South Pasadena-born Joel McCrea might be best known for his portrayal of Buffalo Bill in the 1944 film of the same name, and perhaps he's gone down in history as one of the most handsome and under-appreciated Western stars out there. 

He'd been a leading man since 1930 (in The Silver Horde)—but his first Western film wasn't until 1937, when he starred in Wells Fargo with his wife, Frances Dee. 
They'd gotten married in 1933—and that same year, at age 28 McCrea became a real-life cowboy with the purchase of Belgian immigrant August Dumortier's former ranch, which had first been settled in the mid- to late-19th century in the far southeast corner of the former Rancho Simi

December 05, 2021

Photo Essay: Hark!

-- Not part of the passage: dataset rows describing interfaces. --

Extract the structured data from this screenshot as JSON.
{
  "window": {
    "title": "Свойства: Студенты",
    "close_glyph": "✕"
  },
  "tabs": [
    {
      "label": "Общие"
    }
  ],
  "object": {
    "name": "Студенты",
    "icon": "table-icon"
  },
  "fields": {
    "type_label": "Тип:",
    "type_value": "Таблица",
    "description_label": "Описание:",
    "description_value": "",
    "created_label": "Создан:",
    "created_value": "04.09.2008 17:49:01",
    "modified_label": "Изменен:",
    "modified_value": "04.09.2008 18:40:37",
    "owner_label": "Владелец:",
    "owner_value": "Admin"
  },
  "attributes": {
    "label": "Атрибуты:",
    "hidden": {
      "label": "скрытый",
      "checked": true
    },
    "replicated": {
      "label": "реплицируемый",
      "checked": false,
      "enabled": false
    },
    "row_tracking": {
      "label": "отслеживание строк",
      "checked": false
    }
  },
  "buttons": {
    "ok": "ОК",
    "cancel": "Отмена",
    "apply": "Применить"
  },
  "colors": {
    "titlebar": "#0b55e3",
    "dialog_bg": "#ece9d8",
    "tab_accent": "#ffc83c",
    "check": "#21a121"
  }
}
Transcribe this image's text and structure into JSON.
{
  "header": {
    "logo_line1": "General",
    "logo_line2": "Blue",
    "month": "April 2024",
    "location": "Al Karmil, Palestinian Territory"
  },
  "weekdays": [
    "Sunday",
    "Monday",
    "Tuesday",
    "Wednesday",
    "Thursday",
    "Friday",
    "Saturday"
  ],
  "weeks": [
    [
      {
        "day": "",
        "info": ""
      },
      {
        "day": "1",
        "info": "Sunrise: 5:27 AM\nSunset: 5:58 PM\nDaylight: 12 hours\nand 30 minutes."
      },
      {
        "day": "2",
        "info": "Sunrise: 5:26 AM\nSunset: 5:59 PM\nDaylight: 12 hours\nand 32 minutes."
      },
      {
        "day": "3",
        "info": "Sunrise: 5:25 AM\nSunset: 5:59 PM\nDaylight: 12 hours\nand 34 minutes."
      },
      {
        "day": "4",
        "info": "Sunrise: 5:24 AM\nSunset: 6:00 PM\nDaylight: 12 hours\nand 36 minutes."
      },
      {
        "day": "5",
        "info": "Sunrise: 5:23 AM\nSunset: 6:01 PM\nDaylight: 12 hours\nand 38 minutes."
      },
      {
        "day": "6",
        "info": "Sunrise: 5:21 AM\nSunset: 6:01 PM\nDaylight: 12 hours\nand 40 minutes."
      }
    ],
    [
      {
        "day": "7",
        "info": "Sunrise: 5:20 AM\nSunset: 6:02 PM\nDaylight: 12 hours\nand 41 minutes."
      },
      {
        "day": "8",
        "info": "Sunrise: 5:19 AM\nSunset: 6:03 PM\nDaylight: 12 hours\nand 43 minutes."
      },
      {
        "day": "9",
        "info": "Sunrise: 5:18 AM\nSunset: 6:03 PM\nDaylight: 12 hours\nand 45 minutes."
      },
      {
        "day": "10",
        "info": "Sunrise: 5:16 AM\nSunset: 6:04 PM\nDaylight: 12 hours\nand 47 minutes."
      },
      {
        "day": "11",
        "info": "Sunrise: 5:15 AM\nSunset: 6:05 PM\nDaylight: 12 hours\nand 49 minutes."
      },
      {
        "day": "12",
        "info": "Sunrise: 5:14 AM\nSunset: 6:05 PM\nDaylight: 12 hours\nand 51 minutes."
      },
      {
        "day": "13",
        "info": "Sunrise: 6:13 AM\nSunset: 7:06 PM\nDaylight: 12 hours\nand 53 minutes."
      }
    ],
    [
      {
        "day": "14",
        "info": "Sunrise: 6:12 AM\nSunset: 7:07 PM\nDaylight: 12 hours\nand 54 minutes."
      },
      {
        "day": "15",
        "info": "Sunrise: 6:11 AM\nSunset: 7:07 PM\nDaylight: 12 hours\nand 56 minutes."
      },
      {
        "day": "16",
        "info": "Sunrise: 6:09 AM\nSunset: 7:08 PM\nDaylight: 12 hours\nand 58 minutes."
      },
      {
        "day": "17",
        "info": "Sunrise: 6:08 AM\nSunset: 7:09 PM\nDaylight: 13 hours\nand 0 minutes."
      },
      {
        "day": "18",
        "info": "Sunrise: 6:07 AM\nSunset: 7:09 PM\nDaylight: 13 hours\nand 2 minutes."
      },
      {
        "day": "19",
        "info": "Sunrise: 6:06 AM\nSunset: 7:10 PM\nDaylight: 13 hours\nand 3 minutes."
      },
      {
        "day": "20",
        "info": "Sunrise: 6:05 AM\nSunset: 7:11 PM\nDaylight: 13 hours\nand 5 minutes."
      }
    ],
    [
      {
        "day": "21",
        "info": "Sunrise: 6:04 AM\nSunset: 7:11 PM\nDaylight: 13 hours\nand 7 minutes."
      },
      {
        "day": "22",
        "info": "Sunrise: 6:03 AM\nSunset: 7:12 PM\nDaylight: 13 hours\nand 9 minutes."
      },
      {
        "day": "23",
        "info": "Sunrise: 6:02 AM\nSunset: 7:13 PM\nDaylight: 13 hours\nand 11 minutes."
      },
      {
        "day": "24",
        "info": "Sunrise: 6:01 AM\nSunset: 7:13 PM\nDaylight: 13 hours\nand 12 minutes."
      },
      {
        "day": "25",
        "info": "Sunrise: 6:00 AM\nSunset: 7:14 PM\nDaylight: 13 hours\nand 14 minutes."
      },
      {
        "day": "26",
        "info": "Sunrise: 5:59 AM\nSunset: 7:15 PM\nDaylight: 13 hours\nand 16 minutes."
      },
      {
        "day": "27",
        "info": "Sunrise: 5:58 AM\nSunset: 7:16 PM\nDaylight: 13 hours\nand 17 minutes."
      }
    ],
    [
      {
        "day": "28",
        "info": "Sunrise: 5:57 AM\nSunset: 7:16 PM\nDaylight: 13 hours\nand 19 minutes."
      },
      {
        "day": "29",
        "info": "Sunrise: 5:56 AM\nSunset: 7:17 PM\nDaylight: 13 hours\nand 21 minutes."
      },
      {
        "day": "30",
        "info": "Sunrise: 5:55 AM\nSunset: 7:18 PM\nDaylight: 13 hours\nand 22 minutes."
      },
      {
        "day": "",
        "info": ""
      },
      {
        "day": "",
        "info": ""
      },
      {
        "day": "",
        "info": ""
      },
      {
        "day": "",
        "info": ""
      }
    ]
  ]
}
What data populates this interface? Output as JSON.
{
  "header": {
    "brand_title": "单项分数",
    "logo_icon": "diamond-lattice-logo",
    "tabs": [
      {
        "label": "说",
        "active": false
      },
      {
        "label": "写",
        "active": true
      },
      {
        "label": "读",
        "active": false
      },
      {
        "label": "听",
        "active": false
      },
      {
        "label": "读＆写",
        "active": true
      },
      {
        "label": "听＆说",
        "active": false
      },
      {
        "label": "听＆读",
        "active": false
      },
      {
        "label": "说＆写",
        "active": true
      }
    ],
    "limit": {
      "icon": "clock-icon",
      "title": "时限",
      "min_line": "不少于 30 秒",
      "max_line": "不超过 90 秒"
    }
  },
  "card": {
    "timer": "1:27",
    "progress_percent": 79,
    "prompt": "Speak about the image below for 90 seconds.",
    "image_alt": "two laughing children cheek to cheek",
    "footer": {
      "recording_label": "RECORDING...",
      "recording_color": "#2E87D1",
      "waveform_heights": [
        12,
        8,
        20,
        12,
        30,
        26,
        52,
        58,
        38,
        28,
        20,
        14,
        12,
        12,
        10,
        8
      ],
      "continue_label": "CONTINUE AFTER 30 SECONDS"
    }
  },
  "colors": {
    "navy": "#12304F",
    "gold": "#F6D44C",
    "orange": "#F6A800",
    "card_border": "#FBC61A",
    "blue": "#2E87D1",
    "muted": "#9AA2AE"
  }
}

The Blow-Mold Choir Sings at Lilley Hall (Or, "The White Christmas House")

In 1954, Joseph J. Lilley saw the release of the classic holiday film, White Christmas, for which he served as musical director and vocal arranger. 

That same year, he bought a two-story Tudor Revival home built in 1927 in the Los Angeles neighborhood of Toluca Lake, just on the other side of the Hollywood Hills in the San Fernando Valley.

December 02, 2021

Photo Essay: The First California Mission Named After a Female Saint (And the Only One on a University Campus)

At some point, I'll get to visit all of the California missions. But for now, I'm slowly ticking them off my list as the opportunities present themselves. 

My August trip to San Jose brought me to Mission Santa Clara de Asis—the eighth out of the 21 total, but the first mission to honor a woman.